• _What you should do_: Render every entry exactly as it appears.
··· Dataset excerpts ···
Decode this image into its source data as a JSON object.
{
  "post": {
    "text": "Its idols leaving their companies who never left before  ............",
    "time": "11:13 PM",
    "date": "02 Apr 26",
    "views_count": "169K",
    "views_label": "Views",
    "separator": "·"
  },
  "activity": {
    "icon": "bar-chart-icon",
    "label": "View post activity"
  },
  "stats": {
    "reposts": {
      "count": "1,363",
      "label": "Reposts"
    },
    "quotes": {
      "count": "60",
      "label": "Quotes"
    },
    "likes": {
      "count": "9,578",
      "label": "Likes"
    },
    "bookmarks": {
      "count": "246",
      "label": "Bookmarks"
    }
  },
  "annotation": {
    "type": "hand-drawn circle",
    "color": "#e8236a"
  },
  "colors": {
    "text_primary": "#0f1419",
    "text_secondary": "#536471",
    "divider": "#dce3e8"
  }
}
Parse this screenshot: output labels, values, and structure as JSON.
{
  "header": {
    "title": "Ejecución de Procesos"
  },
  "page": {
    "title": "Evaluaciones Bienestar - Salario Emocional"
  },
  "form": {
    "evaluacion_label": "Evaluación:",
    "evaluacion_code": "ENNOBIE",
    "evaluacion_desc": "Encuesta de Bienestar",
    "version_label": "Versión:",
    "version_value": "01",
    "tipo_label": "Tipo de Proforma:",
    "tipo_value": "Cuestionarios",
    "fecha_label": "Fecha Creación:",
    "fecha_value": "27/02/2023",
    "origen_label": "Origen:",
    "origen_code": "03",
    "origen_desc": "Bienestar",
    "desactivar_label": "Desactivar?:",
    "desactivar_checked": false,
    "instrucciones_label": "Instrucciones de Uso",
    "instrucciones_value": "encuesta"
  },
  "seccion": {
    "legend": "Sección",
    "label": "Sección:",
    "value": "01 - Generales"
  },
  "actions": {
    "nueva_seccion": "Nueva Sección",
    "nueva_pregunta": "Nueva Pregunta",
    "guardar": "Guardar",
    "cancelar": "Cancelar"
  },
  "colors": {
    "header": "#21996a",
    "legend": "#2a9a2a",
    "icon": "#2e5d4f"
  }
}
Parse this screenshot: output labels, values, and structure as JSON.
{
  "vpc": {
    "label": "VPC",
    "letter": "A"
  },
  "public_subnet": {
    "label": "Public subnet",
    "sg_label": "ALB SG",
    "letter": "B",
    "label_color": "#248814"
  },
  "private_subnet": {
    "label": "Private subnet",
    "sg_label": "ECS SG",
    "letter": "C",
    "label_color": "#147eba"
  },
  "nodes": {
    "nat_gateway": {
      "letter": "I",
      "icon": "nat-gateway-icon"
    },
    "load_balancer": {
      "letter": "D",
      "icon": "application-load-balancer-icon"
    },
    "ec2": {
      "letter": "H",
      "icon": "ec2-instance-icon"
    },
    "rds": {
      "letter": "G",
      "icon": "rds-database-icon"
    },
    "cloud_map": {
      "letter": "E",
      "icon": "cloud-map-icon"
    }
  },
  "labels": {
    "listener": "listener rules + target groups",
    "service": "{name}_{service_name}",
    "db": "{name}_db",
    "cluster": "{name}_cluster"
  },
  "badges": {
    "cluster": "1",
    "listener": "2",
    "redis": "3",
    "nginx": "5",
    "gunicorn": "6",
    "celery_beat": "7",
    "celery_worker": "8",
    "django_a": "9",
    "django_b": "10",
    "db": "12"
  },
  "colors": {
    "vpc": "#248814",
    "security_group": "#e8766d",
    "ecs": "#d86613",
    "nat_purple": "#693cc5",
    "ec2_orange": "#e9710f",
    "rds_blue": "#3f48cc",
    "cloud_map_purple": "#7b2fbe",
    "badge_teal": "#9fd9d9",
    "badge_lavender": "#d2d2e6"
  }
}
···
• _Answer to this task_:
Decode this image into its source data as a JSON object.
{
  "post": {
    "text": "Its idols leaving their companies who never left before  ............",
    "time": "11:13 PM",
    "date": "02 Apr 26",
    "views_count": "169K",
    "views_label": "Views",
    "separator": "·"
  },
  "activity": {
    "icon": "bar-chart-icon",
    "label": "View post activity"
  },
  "stats": {
    "reposts": {
      "count": "1,363",
      "label": "Reposts"
    },
    "quotes": {
      "count": "60",
      "label": "Quotes"
    },
    "likes": {
      "count": "9,578",
      "label": "Likes"
    },
    "bookmarks": {
      "count": "246",
      "label": "Bookmarks"
    }
  },
  "annotation": {
    "type": "hand-drawn circle",
    "color": "#e8236a"
  },
  "colors": {
    "text_primary": "#0f1419",
    "text_secondary": "#536471",
    "divider": "#dce3e8"
  }
}
Parse this screenshot: output labels, values, and structure as JSON.
{
  "header": {
    "title": "Ejecución de Procesos"
  },
  "page": {
    "title": "Evaluaciones Bienestar - Salario Emocional"
  },
  "form": {
    "evaluacion_label": "Evaluación:",
    "evaluacion_code": "ENNOBIE",
    "evaluacion_desc": "Encuesta de Bienestar",
    "version_label": "Versión:",
    "version_value": "01",
    "tipo_label": "Tipo de Proforma:",
    "tipo_value": "Cuestionarios",
    "fecha_label": "Fecha Creación:",
    "fecha_value": "27/02/2023",
    "origen_label": "Origen:",
    "origen_code": "03",
    "origen_desc": "Bienestar",
    "desactivar_label": "Desactivar?:",
    "desactivar_checked": false,
    "instrucciones_label": "Instrucciones de Uso",
    "instrucciones_value": "encuesta"
  },
  "seccion": {
    "legend": "Sección",
    "label": "Sección:",
    "value": "01 - Generales"
  },
  "actions": {
    "nueva_seccion": "Nueva Sección",
    "nueva_pregunta": "Nueva Pregunta",
    "guardar": "Guardar",
    "cancelar": "Cancelar"
  },
  "colors": {
    "header": "#21996a",
    "legend": "#2a9a2a",
    "icon": "#2e5d4f"
  }
}
Parse this screenshot: output labels, values, and structure as JSON.
{
  "vpc": {
    "label": "VPC",
    "letter": "A"
  },
  "public_subnet": {
    "label": "Public subnet",
    "sg_label": "ALB SG",
    "letter": "B",
    "label_color": "#248814"
  },
  "private_subnet": {
    "label": "Private subnet",
    "sg_label": "ECS SG",
    "letter": "C",
    "label_color": "#147eba"
  },
  "nodes": {
    "nat_gateway": {
      "letter": "I",
      "icon": "nat-gateway-icon"
    },
    "load_balancer": {
      "letter": "D",
      "icon": "application-load-balancer-icon"
    },
    "ec2": {
      "letter": "H",
      "icon": "ec2-instance-icon"
    },
    "rds": {
      "letter": "G",
      "icon": "rds-database-icon"
    },
    "cloud_map": {
      "letter": "E",
      "icon": "cloud-map-icon"
    }
  },
  "labels": {
    "listener": "listener rules + target groups",
    "service": "{name}_{service_name}",
    "db": "{name}_db",
    "cluster": "{name}_cluster"
  },
  "badges": {
    "cluster": "1",
    "listener": "2",
    "redis": "3",
    "nginx": "5",
    "gunicorn": "6",
    "celery_beat": "7",
    "celery_worker": "8",
    "django_a": "9",
    "django_b": "10",
    "db": "12"
  },
  "colors": {
    "vpc": "#248814",
    "security_group": "#e8766d",
    "ecs": "#d86613",
    "nat_purple": "#693cc5",
    "ec2_orange": "#e9710f",
    "rds_blue": "#3f48cc",
    "cloud_map_purple": "#7b2fbe",
    "badge_teal": "#9fd9d9",
    "badge_lavender": "#d2d2e6"
  }
}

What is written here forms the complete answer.